The insurance policy is basically a contract between the insurance company and the insured, which legally determines the financial obligations that the insured must pay in the event of an insurance claim. In return for an initial premium paid, called the premium, the insurance company promises to cover eventual loss incurred by the insured perils mentioned in the policy language if a claim is made against the insured. Insurance can be of many types such as casualty insurance, property insurance, health insurance, liability insurance and car insurance. However, most policies are of the type that pays a claim on a property when damage to it is beyond the amount that is normally insured.
Policyholders are advised to read the fine print carefully before signing on the dotted line. The insurance policy conditions are divided into two major sections, namely the features and the exclusions. Features include the policy clauses stating what is covered and what is not covered by the policy. Exclusions are those parts of the policy that specifically exclude certain events or occurrences.
The insurer is then granted permission to deduct from the insured’s monthly income to the amount needed in order to satisfy the deductible. The insurer has the right at all times to reinsurance or supplement the original amount assured by the insured. If an insurance policy holder becomes ill or is involved in an accident, his dependents are usually covered for any financial loss. However, in such a case, the insured is only liable to his beneficiaries, not to the rest of the family who are not related to him by blood.
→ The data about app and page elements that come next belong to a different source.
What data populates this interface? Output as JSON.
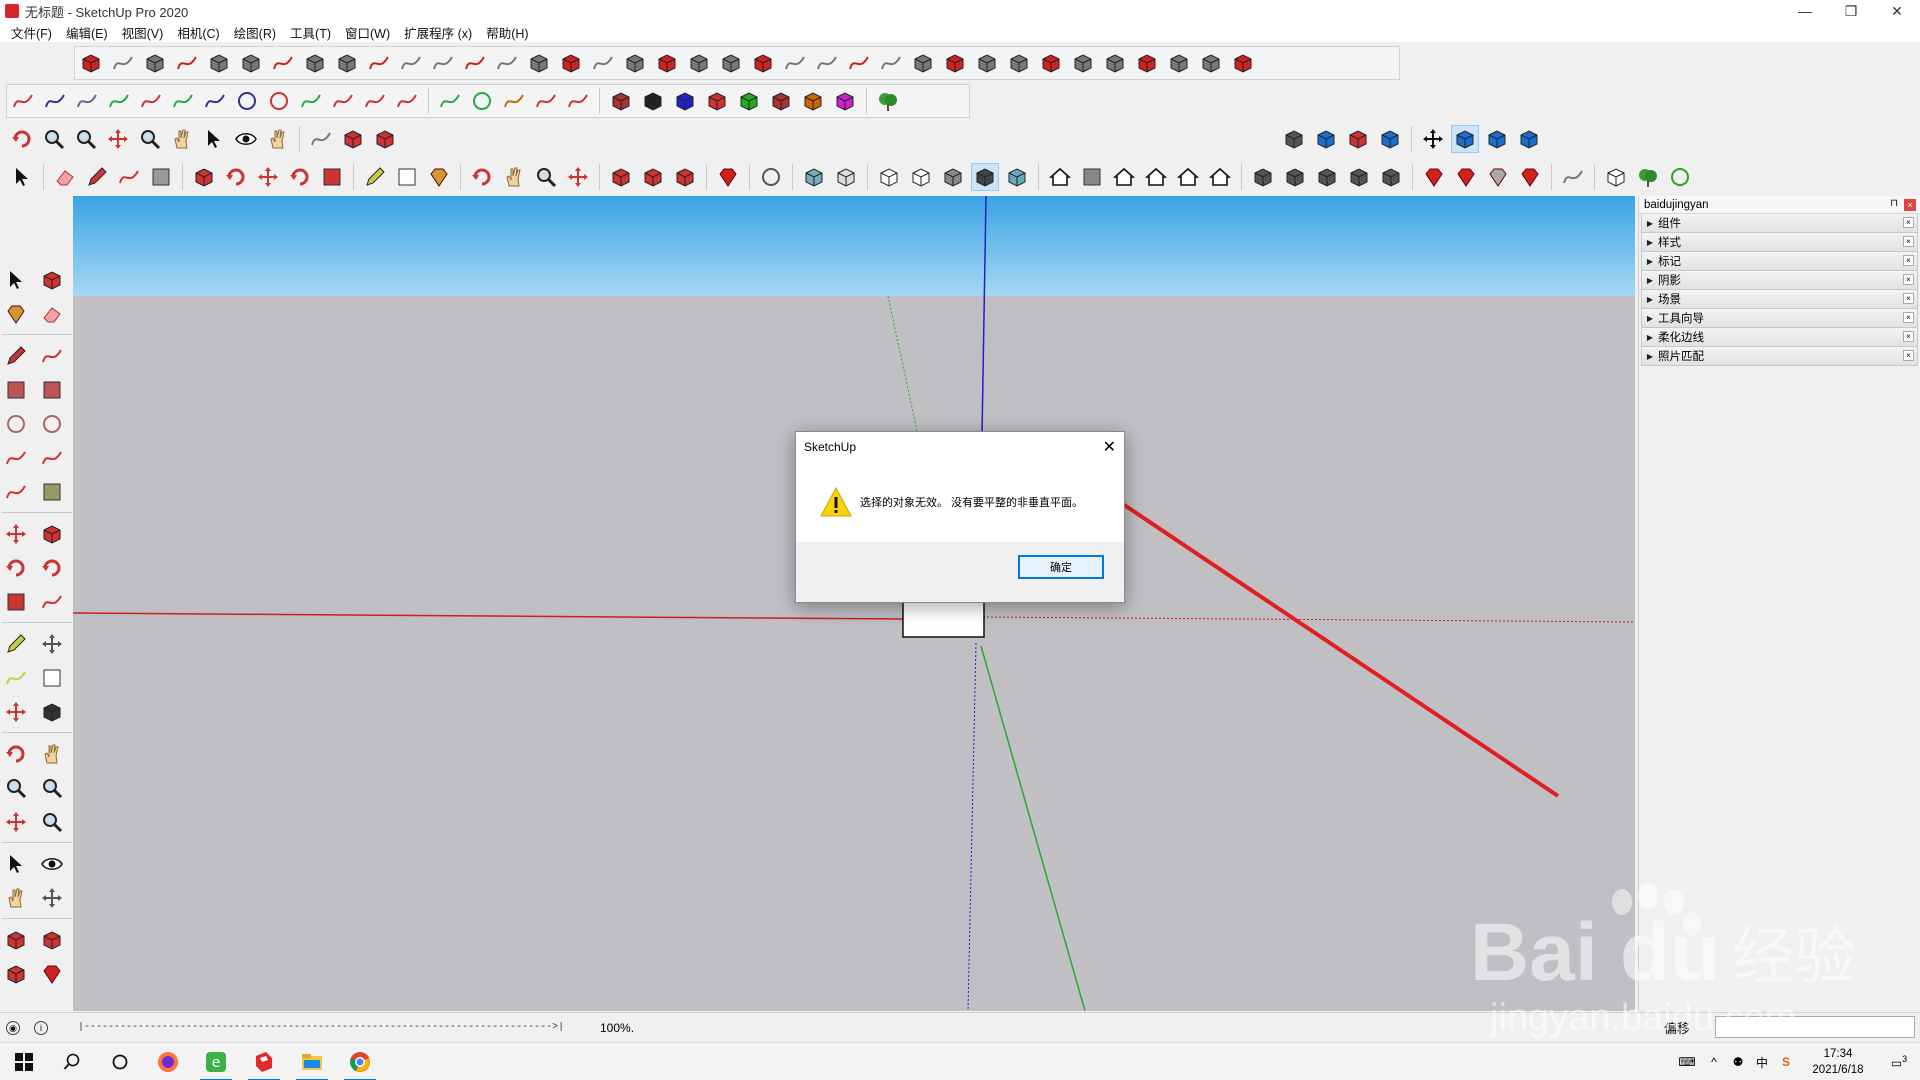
{
  "window": {
    "title": "无标题 - SketchUp Pro 2020",
    "controls": [
      "—",
      "❐",
      "✕"
    ]
  },
  "menu": [
    "文件(F)",
    "编辑(E)",
    "视图(V)",
    "相机(C)",
    "绘图(R)",
    "工具(T)",
    "窗口(W)",
    "扩展程序 (x)",
    "帮助(H)"
  ],
  "tray": {
    "title": "baidujingyan",
    "pin": "⊓",
    "close": "×",
    "panels": [
      "组件",
      "样式",
      "标记",
      "阴影",
      "场景",
      "工具向导",
      "柔化边线",
      "照片匹配"
    ]
  },
  "statusbar": {
    "progress": "|------------------------------------------------------------------------------>|",
    "zoom": "100%.",
    "measure_label": "偏移"
  },
  "dialog": {
    "title": "SketchUp",
    "close": "✕",
    "message": "选择的对象无效。 没有要平整的非垂直平面。",
    "ok_label": "确定"
  },
  "taskbar": {
    "time": "17:34",
    "date": "2021/6/18",
    "ime": "中",
    "notification_count": "3"
  },
  "watermark": {
    "brand": "Bai",
    "brand2": "du",
    "cn": "经验",
    "url": "jingyan.baidu.com"
  },
  "colors": {
    "axis_red": "#cc1f1f",
    "axis_green": "#2ea52e",
    "axis_blue": "#2020c8",
    "sky_top": "#45a9e6",
    "ground": "#bfbfc4",
    "arrow": "#e02020",
    "accent": "#0078d7"
  }
}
Visit here for more information about Door and Window Installers Insurance
When an individual purchases an insurance policy, he is required to read the coverage form carefully and understand its contents before signing. It is advised to have a printout of the entire content of the form available, including the blank spaces that might be filled in with an amount that one may deem suitable. This is to ensure that no important information is left out. Any important facts or clauses that may be of importance should be included in the printout.
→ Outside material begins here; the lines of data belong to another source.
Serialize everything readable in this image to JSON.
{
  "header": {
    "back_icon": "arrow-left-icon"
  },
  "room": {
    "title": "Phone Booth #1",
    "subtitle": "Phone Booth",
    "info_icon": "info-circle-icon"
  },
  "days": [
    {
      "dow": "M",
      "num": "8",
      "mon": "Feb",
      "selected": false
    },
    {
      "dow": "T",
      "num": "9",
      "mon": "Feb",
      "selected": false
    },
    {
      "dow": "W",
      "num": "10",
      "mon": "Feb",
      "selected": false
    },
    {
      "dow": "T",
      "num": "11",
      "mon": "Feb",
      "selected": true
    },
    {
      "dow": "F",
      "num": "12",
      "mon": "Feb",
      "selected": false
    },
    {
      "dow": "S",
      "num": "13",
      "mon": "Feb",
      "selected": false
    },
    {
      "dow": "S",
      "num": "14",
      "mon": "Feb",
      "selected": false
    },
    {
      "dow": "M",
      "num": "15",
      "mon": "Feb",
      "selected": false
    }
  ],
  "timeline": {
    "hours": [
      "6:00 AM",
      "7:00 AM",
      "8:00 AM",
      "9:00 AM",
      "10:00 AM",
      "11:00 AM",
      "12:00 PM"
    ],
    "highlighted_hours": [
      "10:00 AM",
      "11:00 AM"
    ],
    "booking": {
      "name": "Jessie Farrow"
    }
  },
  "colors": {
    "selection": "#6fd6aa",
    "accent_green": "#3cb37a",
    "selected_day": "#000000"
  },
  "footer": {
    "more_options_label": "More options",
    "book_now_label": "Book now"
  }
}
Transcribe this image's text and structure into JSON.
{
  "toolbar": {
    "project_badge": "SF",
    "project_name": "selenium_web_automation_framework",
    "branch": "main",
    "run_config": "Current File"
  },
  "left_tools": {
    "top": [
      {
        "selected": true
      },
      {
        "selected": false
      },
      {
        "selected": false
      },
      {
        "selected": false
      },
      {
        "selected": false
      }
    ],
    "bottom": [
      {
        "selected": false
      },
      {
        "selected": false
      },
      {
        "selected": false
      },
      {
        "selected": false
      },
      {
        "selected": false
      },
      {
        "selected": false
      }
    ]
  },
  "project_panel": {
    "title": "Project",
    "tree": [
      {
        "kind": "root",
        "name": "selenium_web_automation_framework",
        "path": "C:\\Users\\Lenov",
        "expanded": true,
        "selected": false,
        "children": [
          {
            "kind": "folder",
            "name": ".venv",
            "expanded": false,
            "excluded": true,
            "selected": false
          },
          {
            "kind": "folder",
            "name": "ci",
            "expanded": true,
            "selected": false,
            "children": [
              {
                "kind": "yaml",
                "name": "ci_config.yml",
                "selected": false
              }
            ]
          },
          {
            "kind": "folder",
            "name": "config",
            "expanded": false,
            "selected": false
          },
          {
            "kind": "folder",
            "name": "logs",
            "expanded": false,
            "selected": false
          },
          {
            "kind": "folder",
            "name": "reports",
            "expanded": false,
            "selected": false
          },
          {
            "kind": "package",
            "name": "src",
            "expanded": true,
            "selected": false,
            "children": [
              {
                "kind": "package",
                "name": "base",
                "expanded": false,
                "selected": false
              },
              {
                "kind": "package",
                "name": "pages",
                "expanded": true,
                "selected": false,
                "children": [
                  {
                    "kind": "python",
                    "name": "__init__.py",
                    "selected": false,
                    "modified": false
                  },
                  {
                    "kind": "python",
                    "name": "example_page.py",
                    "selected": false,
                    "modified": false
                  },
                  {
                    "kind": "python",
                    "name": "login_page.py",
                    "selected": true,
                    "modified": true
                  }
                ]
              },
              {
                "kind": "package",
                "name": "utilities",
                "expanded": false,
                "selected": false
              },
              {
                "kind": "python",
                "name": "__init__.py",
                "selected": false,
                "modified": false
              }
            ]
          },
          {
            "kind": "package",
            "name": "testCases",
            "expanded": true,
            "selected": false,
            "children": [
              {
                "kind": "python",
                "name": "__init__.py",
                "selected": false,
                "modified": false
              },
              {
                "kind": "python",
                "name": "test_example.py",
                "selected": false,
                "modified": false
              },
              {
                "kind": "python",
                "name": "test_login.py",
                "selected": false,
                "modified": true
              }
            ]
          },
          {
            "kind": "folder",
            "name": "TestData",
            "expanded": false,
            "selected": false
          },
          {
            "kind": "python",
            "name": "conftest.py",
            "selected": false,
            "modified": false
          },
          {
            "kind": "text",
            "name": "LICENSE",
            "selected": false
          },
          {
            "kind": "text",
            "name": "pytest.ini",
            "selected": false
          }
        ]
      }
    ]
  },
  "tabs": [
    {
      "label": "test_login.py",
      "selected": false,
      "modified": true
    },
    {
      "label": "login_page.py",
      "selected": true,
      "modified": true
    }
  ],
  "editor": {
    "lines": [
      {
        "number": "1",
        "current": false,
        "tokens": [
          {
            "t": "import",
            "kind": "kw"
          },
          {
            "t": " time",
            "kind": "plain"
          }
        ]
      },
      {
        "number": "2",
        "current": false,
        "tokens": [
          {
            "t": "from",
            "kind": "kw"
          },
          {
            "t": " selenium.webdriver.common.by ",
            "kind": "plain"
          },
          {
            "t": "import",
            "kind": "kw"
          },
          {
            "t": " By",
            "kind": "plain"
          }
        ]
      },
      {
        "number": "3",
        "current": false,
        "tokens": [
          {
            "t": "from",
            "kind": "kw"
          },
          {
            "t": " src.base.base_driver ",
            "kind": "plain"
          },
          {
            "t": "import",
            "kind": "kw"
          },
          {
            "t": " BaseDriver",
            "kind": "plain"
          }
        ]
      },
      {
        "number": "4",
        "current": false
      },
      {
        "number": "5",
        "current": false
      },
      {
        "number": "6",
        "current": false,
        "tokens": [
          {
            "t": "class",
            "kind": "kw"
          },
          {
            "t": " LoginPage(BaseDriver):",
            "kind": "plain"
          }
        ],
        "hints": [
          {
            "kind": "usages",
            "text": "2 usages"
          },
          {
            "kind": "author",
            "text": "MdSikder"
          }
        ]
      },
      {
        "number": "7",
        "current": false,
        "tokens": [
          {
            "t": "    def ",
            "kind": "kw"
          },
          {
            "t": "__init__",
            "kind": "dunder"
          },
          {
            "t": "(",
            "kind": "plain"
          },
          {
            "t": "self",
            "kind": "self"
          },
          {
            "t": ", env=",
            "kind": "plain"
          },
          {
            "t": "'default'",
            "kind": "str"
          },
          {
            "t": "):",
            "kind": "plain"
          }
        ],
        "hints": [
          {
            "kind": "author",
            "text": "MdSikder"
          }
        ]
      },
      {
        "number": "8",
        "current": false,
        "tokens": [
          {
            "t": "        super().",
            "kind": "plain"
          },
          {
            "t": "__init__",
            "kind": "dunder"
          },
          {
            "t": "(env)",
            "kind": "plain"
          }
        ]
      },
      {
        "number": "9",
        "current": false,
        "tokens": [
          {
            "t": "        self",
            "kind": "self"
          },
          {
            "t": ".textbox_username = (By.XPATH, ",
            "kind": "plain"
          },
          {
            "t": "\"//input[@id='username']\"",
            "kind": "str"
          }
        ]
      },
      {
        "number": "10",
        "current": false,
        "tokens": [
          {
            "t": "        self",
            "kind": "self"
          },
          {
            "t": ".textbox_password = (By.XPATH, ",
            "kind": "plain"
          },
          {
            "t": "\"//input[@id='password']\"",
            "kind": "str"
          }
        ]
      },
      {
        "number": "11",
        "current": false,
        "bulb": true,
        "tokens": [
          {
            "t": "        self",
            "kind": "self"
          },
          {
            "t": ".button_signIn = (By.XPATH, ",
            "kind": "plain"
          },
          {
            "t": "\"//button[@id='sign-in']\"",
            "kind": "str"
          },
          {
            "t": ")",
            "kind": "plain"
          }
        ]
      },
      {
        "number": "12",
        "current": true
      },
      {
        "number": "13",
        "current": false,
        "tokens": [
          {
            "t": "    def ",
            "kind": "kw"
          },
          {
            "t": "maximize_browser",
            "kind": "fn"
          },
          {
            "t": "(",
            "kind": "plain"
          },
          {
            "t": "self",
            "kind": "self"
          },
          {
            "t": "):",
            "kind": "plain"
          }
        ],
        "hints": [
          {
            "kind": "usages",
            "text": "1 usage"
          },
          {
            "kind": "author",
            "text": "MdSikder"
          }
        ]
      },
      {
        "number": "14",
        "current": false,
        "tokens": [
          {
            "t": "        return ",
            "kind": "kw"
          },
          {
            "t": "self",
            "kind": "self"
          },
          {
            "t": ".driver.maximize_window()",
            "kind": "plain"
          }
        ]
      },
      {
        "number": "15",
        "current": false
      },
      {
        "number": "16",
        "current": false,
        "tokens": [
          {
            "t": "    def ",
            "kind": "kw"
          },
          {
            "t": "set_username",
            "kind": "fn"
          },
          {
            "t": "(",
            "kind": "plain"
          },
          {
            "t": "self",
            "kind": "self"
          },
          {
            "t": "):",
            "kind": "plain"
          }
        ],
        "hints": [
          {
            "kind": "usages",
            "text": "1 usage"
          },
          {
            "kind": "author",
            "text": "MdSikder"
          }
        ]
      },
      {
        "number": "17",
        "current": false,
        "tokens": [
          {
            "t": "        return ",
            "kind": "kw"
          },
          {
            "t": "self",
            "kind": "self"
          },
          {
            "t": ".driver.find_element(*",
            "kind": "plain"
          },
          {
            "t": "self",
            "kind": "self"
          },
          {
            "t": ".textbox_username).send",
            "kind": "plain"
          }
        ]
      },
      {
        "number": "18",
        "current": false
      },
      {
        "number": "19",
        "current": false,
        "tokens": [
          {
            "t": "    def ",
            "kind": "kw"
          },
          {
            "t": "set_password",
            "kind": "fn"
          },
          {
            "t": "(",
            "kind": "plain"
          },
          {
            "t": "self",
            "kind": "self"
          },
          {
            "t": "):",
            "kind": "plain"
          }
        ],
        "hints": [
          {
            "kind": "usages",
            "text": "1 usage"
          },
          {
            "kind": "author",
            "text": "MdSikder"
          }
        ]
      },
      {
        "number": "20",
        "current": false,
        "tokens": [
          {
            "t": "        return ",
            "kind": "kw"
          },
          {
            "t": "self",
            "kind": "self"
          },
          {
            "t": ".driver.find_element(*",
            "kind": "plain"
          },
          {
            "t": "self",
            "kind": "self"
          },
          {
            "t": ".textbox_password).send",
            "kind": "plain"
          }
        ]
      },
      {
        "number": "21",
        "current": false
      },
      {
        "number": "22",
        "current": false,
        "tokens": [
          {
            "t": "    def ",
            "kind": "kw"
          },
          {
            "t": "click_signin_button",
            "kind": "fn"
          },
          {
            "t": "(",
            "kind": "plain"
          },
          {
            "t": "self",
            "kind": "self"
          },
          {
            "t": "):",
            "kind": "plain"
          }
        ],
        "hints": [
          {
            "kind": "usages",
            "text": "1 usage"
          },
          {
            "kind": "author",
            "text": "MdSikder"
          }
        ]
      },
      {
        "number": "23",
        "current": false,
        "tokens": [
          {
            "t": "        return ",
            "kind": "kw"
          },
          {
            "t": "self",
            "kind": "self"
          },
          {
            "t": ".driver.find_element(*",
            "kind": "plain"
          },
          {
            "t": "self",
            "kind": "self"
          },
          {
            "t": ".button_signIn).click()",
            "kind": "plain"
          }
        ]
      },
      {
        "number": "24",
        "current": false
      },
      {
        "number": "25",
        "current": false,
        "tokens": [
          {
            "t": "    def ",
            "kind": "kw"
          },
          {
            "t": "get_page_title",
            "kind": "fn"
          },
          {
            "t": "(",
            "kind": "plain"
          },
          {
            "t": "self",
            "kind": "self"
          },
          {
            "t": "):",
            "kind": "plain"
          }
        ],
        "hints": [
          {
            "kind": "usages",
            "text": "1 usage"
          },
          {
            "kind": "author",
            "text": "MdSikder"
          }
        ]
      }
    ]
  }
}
One of the most common exclusions in insurance policies is the limits on the amount that the insured may be claimed against the policy limit. Many insurance policies have a ceiling on the amount that may be claimed, often stating that the sum of all premiums paid for the entire life of the plan is the policy limit. In other cases, the limits on insurance limits are specified in the contract itself. The best way to determine whether such limits are reasonable and fair is to consult with an expert in tax law.
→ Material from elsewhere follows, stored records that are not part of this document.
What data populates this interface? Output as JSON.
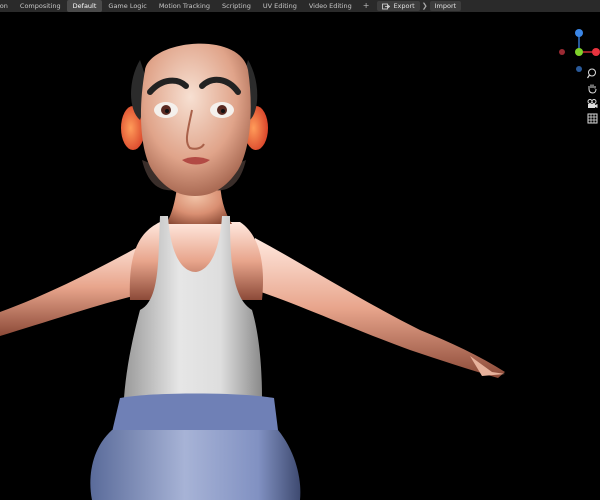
{
  "workspace_tabs": [
    {
      "label": "ion",
      "active": false
    },
    {
      "label": "Compositing",
      "active": false
    },
    {
      "label": "Default",
      "active": true
    },
    {
      "label": "Game Logic",
      "active": false
    },
    {
      "label": "Motion Tracking",
      "active": false
    },
    {
      "label": "Scripting",
      "active": false
    },
    {
      "label": "UV Editing",
      "active": false
    },
    {
      "label": "Video Editing",
      "active": false
    }
  ],
  "add_workspace_label": "+",
  "addons": {
    "export_label": "Export",
    "import_label": "Import",
    "export_icon": "export-icon"
  },
  "gizmo": {
    "x_color": "#e8333e",
    "y_color": "#7fd12a",
    "z_color": "#3b86e6",
    "neg_x_color": "#9b2a33",
    "neg_y_color": "#4d7a22",
    "neg_z_color": "#2a5a9a"
  },
  "nav_tools": [
    "zoom-icon",
    "hand-pan-icon",
    "camera-icon",
    "grid-icon"
  ],
  "viewport_background": "#000000"
}
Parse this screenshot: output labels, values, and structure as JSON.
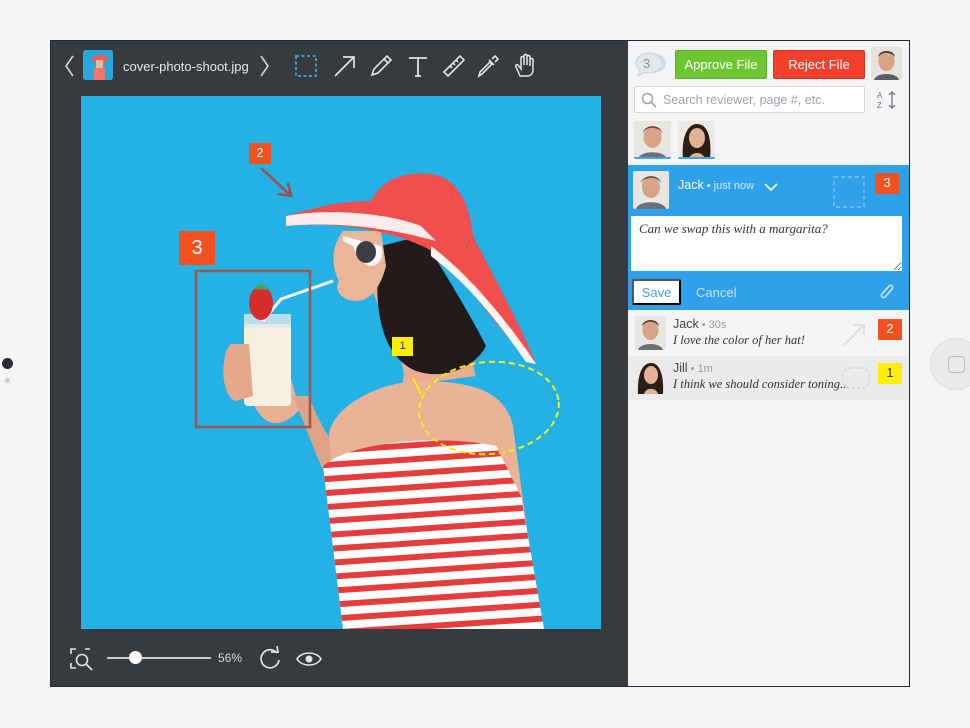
{
  "editor": {
    "file_name": "cover-photo-shoot.jpg",
    "zoom_label": "56%",
    "zoom_level_fraction": 0.27,
    "tools": [
      "selection-tool-icon",
      "arrow-tool-icon",
      "pencil-tool-icon",
      "text-tool-icon",
      "ruler-tool-icon",
      "eyedropper-tool-icon",
      "hand-tool-icon"
    ],
    "annotations": [
      {
        "number": "2",
        "shape": "arrow",
        "color": "#f1511f"
      },
      {
        "number": "3",
        "shape": "rectangle",
        "color": "#f1511f"
      },
      {
        "number": "1",
        "shape": "ellipse",
        "color": "#fdee0a"
      }
    ]
  },
  "panel": {
    "comment_count": "3",
    "approve_label": "Approve File",
    "reject_label": "Reject File",
    "search_placeholder": "Search reviewer, page #, etc.",
    "active_comment": {
      "author": "Jack",
      "time": " • just now",
      "badge": "3",
      "text": "Can we swap this with a margarita?",
      "save_label": "Save",
      "cancel_label": "Cancel"
    },
    "comments": [
      {
        "author": "Jack",
        "time": " • 30s",
        "text": "I love the color of her hat!",
        "badge": "2",
        "badge_color": "#f1511f"
      },
      {
        "author": "Jill",
        "time": " • 1m",
        "text": "I think we should consider toning...",
        "badge": "1",
        "badge_color": "#fdee0a"
      }
    ]
  },
  "colors": {
    "accent_blue": "#2fa1eb",
    "approve_green": "#6cc531",
    "reject_red": "#f1402b",
    "canvas_blue": "#23b1e6",
    "annotation_orange": "#f1511f",
    "annotation_yellow": "#fdee0a"
  }
}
In addition to the policy condition clauses mentioned above, it is also important to check the fine prints. Some insurance contracts contain language that may seem obvious, but which has complicated legal interpretations. These can include clauses that state that the insured will be financially burdened should the insured become bankrupt or have to declare bankruptcy due to an insured event. Similarly, some contracts state that if the insured has any overdue payments or credit card debt, these will be considered pre-existing conditions and will prevent the insurance company from paying out on the claim. It is important to clarify these policy conditions in the fine prints of an insurance policy before signing on the dotted line.